Let’s take a moment to discuss that electric circuit breaker box of yours. Pretty boring, you say? Well, let’s see.
It’s the control and distribution center for virtually all the energy usage in your home, and so it deserves a little attention.
In my inspection travels, I run across all sorts of trouble getting to and into these panels. Many are painted shut and so, I suspect, haven’t been opened in years. Some are hidden behind pieces of furniture or have been integrated into added kitchen or garage cabinets. But this is one device in your house that sometimes needs to be gotten to quickly by you, one of the kids or, perhaps, a firefighter when there’s some sort of electrical trouble, like arcing, sparking, the smell of smoke or trouble with an appliance. So it’s a good idea to make access as unhindered as possible.
Some panels are outdoors, hanging on the side of this house, so of course you have much easier access to it —but so does everybody else. So it’s advisable to invest in a small padlock to secure it from mischievous kids and wandering scoundrels intent on disabling your lights. Make sure though, that you hang its key in a conspicuous place by the back door to facilitate quick access.
The breakers inside the panel are really little heat-sensitive switches that trip to OFF when they sense an overloaded circuit. But like all of us, they tend to age, and they can be affected by airborne dust and pollution. So, they should be exercised every now and then (once a year is adequate) to ensure they can trip when necessary. Make sure your computer work is saved before you run through this drill.
With the help of an assistant, you can figure out which room is controlled by each specific circuit breaker. Then add corresponding labels on the panel door. This makes it much easier to isolate trouble later on, when you’re in more of a hurry.
Dear Ken: I want to paint some decorative designs on my patio. Can I use regular house paint? — Wes

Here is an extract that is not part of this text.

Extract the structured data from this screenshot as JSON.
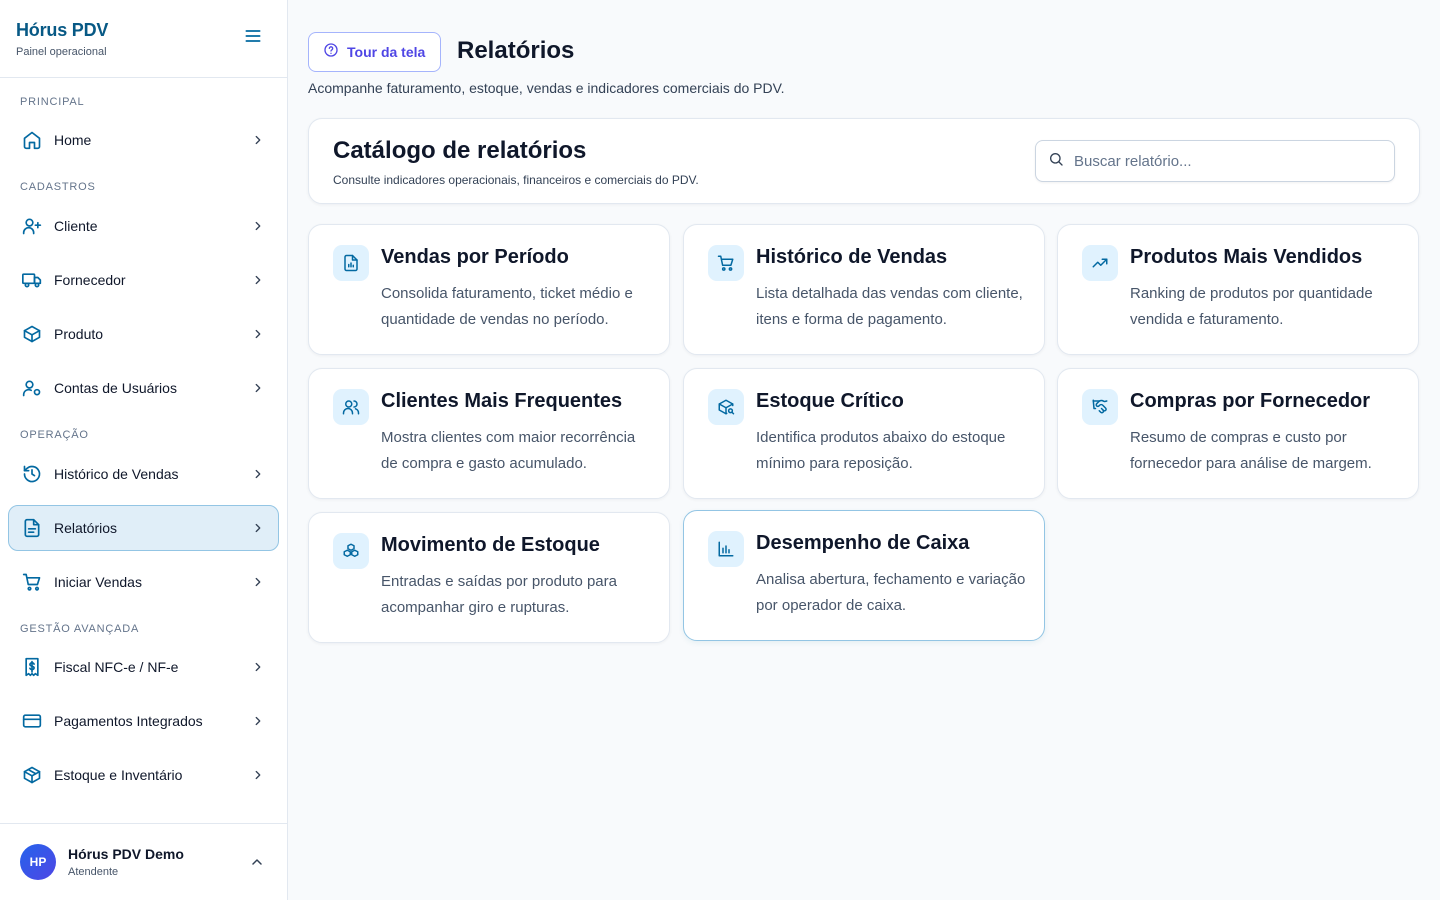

Answer: In a word: No. Paint simply sits on the surface of concrete, then flakes and wears away. (A good rule of thumb for all paints: vertical surfaces, yes; horizontal: no) There are concrete stains available in any color you can think of, and they’re water- based. They will soak in and not sit on the surface.
Dear Ken: I’m installing a new wooden porch at my front door over the old stoop. Can I step it down right at the door or do I need some sort of landing? — Phillip
Answer: It’s not natural — and can be dangerous — to pull a door towards you and step out and down. The code requires a landing or porch at least as wide and deep as the door (a 36-inch door opens to a 36-inch by 36-inch landing).
Dear Ken: Whoever painted the house last time got paint on the carpet at the bottom of that baseboard. Can we get it off? — Chloe
Answer: Minor areas can be “scraped” off with a wire brush or simply trimmed with scissors. Otherwise, try some rubbing alcohol or Goof Off blotted with an old white towel (try a test patch first in an out-of-the-way spot).
Dear Ken: We’d like a new bath floor. Should we take up the old one? — Rick
Answer: Only if the main sub-floor underneath has rotted; otherwise, cover it. Older hard surface floors may contain a little asbestos, so, instead of ripping it out and releasing particles into the air, cover it with a good 1/4-inch underlayment — like cement board.
Dear Ken: I’ve read some bad news about the halogen torchiere lamps. Are they dangerous? — Lisa
Answer: The older torchiere lamps have halogen bulbs that operate at extremely high temperatures (about 900 degrees), so they need to be kept well away from combustibles, like draperies. In fact, there have been enough instances of fires started by unattended halogen torchiere lamps, that many colleges have banned their use in dorm rooms.
Don’t leave them on and unattended, and please don’t install them in the kids’ bedrooms. If used sensibly, they can be very useful, and you’ll appreciate their brilliant, natural “daylight” color.
But if you’re in the market for a new one, you’ll be pleased at the selection of LED lamp versions of this style. They’re not quite as brilliant, but they burn at much lower temperatures, which should allay your concerns. Especially if you have kids in the house.
Dear Ken: I have older metal siding — I think it’s steel —and it needs painting. What do I need to do? — Mike
Answer: It first needs to be power-washed to remove pollution and old chalked paint. Any rusty or bare areas should then be coated with a rust-inhibiting primer. Then apply two coats of a good exterior acrylic latex house paint.
Dear Ken: My outside faucet dribbles. Can it be fixed easily? — Paul
Answer: It’s normal for a half cup of water or so to dribble out of the faucet when it’s shut off. This helps protect it from freezing during cold weather. But if the drip is continuous, turn off the water, remove the faucet handle and unscrew the stem nut underneath. You’ll then be able to withdraw a rather long stem with a rubber washer on its end.
This washer can simply be replaced with a new one, just like your inside faucets. If your house is older, it will help to use a cone-shaped version of this washer instead of the flat one that is probably installed now.
Ken Moon is a home inspector in the region. His radio show airs at 4 pm Saturdays on KRDO, FM 105.5 and AM 1240. Visit aroundthehouse.com